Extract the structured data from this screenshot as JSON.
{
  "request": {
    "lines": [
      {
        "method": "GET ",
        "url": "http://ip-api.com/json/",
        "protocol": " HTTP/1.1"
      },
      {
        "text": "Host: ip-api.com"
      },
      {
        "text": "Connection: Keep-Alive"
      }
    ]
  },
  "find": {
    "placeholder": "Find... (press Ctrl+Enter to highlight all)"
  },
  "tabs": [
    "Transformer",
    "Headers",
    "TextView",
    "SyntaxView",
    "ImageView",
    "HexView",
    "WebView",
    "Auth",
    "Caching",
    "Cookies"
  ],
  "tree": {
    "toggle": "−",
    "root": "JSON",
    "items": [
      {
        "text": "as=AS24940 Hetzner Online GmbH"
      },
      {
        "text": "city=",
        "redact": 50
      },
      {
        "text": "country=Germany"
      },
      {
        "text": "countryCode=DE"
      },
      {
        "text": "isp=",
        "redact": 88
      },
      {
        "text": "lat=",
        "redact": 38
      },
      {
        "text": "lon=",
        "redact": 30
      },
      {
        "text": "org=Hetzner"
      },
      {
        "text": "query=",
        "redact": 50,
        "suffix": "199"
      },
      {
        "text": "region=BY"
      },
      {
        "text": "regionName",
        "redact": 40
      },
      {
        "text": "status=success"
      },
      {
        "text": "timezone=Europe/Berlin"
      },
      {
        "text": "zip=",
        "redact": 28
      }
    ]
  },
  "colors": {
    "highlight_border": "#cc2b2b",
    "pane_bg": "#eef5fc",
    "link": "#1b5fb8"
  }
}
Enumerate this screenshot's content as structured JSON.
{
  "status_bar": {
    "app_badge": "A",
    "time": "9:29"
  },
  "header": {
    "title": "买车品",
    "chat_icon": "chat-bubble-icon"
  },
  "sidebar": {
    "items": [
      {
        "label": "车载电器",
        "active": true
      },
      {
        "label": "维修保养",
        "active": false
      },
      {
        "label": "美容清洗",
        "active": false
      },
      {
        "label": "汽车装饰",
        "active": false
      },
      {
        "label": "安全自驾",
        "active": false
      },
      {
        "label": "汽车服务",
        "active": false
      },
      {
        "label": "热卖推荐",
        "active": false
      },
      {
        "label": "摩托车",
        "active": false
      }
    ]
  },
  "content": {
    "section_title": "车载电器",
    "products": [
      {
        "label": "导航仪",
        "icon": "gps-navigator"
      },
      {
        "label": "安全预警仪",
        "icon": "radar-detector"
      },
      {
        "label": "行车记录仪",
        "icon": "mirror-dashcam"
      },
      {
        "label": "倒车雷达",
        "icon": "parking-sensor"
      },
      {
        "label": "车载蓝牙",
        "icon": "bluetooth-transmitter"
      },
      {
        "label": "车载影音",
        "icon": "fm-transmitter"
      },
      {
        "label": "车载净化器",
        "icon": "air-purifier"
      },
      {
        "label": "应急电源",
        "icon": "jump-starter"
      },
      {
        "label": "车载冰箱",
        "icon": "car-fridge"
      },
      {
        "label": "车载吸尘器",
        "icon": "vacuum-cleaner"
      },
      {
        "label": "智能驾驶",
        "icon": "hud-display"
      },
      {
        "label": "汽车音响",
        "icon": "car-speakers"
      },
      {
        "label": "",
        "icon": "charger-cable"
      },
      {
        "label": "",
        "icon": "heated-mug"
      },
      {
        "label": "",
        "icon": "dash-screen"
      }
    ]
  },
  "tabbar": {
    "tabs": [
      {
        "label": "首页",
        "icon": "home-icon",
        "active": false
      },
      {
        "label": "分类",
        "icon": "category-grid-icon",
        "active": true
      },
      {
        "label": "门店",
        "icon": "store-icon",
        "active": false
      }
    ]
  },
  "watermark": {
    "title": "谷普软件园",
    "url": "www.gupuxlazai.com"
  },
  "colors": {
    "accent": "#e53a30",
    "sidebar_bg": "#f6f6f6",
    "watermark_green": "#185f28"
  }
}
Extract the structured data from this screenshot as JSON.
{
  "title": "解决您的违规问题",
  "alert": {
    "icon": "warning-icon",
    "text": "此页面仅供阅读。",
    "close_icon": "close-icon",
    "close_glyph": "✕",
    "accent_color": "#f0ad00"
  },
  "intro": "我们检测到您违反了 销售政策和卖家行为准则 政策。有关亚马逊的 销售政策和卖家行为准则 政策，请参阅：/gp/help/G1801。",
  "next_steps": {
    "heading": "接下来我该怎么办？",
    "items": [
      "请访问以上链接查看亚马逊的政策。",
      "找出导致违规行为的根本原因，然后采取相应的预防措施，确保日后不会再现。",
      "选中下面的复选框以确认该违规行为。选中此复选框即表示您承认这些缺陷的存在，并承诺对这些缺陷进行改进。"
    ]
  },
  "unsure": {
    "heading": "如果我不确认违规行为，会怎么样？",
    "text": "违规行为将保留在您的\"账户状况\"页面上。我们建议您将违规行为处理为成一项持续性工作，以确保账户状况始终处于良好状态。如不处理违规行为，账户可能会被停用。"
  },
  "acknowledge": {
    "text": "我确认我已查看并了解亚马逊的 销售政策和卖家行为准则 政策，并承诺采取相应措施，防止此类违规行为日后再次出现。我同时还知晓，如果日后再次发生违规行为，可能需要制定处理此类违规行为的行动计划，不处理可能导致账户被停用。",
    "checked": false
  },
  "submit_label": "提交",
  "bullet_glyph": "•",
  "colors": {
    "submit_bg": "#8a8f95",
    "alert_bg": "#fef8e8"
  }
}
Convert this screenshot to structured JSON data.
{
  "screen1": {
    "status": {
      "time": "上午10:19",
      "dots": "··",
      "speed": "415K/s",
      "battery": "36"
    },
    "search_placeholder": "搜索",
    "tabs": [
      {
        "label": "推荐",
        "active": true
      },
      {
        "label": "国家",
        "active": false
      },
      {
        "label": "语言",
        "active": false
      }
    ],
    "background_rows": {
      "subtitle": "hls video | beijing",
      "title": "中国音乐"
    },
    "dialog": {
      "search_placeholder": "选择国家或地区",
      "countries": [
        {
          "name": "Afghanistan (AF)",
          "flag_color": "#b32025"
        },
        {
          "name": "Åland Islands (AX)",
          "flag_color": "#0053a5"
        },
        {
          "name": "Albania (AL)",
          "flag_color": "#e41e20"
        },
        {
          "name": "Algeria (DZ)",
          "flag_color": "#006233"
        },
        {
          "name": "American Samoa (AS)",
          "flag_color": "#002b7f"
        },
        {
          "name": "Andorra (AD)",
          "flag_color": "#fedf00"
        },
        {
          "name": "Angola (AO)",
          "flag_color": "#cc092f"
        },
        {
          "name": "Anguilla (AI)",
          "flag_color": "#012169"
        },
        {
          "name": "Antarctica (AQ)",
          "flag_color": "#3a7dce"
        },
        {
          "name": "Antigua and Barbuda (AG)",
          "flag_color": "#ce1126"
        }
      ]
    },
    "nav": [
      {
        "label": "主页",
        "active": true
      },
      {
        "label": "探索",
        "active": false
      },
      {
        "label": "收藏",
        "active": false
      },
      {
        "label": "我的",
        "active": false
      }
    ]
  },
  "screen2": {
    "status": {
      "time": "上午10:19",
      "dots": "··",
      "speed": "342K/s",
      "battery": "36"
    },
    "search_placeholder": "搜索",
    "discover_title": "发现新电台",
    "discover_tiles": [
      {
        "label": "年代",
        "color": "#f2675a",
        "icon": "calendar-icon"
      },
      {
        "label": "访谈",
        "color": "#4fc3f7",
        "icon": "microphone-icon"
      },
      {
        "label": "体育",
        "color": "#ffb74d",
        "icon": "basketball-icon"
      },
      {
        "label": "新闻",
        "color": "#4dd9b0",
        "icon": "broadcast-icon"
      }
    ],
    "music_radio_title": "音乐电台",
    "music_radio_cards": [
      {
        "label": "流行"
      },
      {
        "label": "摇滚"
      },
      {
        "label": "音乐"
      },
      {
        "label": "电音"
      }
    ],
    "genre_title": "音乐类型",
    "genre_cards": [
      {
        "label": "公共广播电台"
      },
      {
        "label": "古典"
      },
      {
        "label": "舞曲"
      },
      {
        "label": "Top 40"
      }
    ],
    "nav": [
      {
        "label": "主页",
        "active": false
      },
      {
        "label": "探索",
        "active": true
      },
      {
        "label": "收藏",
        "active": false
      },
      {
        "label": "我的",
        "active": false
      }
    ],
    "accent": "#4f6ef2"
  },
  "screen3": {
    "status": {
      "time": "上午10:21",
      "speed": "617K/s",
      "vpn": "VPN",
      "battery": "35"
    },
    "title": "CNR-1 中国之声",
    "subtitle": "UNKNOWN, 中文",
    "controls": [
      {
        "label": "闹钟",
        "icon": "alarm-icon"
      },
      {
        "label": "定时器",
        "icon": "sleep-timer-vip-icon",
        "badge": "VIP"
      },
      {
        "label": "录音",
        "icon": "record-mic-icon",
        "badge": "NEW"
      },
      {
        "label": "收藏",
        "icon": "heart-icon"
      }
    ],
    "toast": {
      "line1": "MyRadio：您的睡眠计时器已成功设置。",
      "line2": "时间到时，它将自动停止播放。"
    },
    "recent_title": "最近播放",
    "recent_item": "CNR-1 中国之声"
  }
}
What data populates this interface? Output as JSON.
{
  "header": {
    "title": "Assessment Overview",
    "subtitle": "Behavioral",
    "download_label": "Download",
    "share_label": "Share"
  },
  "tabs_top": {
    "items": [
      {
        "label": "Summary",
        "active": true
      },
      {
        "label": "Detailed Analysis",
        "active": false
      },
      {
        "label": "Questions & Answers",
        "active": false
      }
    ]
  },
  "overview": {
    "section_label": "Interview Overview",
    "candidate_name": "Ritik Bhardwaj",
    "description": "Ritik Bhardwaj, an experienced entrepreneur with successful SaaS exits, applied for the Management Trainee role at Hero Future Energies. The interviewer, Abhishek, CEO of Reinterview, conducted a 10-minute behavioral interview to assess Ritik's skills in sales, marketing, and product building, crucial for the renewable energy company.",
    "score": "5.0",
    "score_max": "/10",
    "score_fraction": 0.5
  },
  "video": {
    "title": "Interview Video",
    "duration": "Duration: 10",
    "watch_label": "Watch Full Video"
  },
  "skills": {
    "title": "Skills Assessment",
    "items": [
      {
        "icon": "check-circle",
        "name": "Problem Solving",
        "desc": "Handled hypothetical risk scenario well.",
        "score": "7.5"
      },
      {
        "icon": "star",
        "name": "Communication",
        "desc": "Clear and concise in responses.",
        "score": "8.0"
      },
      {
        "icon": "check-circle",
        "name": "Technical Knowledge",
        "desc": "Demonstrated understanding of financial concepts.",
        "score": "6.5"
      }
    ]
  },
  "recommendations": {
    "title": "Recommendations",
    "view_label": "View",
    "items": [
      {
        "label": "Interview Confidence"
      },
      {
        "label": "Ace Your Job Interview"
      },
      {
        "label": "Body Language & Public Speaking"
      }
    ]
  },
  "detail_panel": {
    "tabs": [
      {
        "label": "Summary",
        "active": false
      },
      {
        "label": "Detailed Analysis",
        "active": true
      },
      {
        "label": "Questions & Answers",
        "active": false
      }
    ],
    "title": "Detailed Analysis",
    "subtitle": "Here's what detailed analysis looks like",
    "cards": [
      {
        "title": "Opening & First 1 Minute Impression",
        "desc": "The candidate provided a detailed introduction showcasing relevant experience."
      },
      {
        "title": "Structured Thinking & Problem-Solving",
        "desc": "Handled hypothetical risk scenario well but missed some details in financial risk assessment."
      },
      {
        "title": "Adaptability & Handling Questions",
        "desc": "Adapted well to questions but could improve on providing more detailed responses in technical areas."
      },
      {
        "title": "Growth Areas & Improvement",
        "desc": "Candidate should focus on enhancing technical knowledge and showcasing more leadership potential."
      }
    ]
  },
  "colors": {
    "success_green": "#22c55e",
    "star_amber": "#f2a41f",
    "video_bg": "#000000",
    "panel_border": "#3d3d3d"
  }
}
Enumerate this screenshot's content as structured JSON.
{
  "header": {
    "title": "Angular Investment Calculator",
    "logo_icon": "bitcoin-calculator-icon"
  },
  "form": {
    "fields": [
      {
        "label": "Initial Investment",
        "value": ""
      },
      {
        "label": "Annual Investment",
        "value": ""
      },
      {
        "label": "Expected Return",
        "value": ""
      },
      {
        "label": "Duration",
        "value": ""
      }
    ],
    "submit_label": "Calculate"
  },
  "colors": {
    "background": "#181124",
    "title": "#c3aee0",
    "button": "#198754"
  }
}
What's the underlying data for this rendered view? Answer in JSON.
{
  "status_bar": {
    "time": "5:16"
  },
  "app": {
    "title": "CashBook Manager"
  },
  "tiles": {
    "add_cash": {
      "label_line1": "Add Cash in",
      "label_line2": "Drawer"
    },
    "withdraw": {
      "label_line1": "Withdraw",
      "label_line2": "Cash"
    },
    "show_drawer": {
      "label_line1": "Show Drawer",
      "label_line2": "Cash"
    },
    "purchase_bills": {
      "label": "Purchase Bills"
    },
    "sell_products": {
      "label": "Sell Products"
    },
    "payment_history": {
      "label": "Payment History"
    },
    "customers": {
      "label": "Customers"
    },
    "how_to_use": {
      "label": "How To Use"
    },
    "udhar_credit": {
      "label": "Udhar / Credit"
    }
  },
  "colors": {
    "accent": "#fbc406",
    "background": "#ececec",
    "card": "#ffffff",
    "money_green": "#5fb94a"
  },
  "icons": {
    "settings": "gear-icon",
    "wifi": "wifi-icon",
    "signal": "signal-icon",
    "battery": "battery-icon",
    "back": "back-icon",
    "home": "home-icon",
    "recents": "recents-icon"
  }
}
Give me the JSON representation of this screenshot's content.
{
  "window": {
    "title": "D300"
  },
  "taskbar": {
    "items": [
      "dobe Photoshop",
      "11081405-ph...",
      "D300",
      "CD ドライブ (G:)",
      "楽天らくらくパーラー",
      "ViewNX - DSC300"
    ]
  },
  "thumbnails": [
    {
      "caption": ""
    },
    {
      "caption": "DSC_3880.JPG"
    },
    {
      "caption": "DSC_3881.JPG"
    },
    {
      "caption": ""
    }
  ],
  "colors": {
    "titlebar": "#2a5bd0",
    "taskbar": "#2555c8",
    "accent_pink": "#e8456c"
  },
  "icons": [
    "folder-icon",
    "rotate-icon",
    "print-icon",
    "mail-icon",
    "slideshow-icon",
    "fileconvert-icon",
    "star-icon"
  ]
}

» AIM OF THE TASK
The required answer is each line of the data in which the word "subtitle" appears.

» ANSWER TO THIS PROBLEM
      "subtitle": "hls video | beijing",
    "subtitle": "UNKNOWN, 中文",
    "subtitle": "Behavioral",
    "subtitle": "Here's what detailed analysis looks like",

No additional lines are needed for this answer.